Jose M. Martinez-Navio, Ph.D., associate scientist in the Miller School’s Department of Pathology, and his team have been able to suppress the HIV virus for more than five years in one monkey and for extended periods in two others through the delivery of potent broadly neutralizing antibodies.
His team used adeno-associated virus (AAV) to deliver antibody genes into the muscle cells, turning them into cellular “factories” that can produce the genetically engineered antibodies indefinitely. Adeno-associated viruses are small viruses that infect humans and some other primate species without causing disease. When these AAV-delivered antibodies are recognized as “non-self,” unwanted host antibodies are deployed against them, which can compromise their concentration and functionality.
Dr. Martinez-Navio’s approach attempts to solve this key issue by making the antibodies to be delivered with AAV “more self” by rational removal of unwanted mutations the antibodies might have accumulated during their maturation process.
“If satisfactory and consistent delivery can be achieved, it becomes possible to envision both long-term control of the viral loads in the absence of antiretroviral treatment by delivering a combination of neutralizing antibodies in people as well as long-lasting protection when this approach is used in a prophylactic setting -- both from a single administration of AAV,” said Dr. Martinez-Navio.
The research shows that durable, continuous antibody expression can be achieved after a single administration of AAV and supports the potential for lifelong protection against HIV from a single vector administration.
“Although not a cure in the purest sense of the word, it is a functional cure because it suppresses HIV viral load, thus keeping it below the level of detection without the use of ART (antiretroviral therapy),” said Campbell Foundation Executive Director Ken Rapkin. “The science is clear: If viral load cannot be detected, then someone who is living with HIV with an undetectable viral load cannot sexually transmit the virus to others.”
The research could have significant implications in developing countries where antiretroviral therapies are not readily available.

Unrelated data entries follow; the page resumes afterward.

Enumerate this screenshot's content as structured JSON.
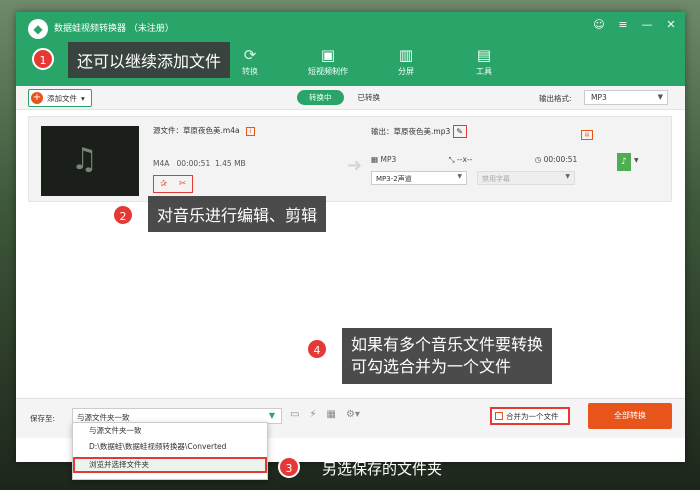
{
  "app": {
    "title": "数据蛙视频转换器 （未注册）",
    "window_buttons": [
      "☺",
      "≡",
      "—",
      "✕"
    ],
    "tabs": [
      {
        "label": "转换",
        "icon": "convert-icon"
      },
      {
        "label": "短视频制作",
        "icon": "image-icon"
      },
      {
        "label": "分屏",
        "icon": "split-icon"
      },
      {
        "label": "工具",
        "icon": "toolbox-icon"
      }
    ]
  },
  "toolbar": {
    "add_file": "添加文件",
    "seg_on": "转换中",
    "seg_off": "已转换",
    "format_label": "输出格式:",
    "format_value": "MP3"
  },
  "file": {
    "source": "源文件：草原夜色美.m4a",
    "format": "M4A",
    "duration": "00:00:51",
    "size": "1.45 MB",
    "output": "输出：草原夜色美.mp3",
    "out_format": "MP3",
    "out_resolution": "--x--",
    "out_duration": "00:00:51",
    "channel": "MP3-2声道",
    "subtitle": "禁用字幕"
  },
  "bottom": {
    "save_to_label": "保存至:",
    "save_to_value": "与源文件夹一致",
    "merge_label": "合并为一个文件",
    "convert_all": "全部转换"
  },
  "dropdown": {
    "items": [
      "与源文件夹一致",
      "D:\\数据蛙\\数据蛙视频转换器\\Converted",
      "浏览并选择文件夹"
    ]
  },
  "callouts": {
    "c1": "还可以继续添加文件",
    "c2": "对音乐进行编辑、剪辑",
    "c4_line1": "如果有多个音乐文件要转换",
    "c4_line2": "可勾选合并为一个文件",
    "c3": "另选保存的文件夹",
    "n1": "1",
    "n2": "2",
    "n3": "3",
    "n4": "4"
  },
  "colors": {
    "brand_green": "#2aa56a",
    "accent_orange": "#e8551b",
    "highlight_red": "#e53935"
  }
}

“Our long?term goal is to achieve lifelong protection against HIV with an approach that is simple, easy to deploy and cost-efficient,” said Dr. Martinez-Navio.
About The Campbell Foundation
The Campbell Foundation was established in 1995 by the late Richard Campbell Zahn as a private, independent, nonprofit organization dedicated to supporting clinical, laboratory-based research into the prevention and treatment of HIV/AIDS. It focuses its funding on supporting alternative, nontraditional avenues of research. In its 25th year, the Campbell Foundation has given away more than $11 million, with about $1.2 million going to direct services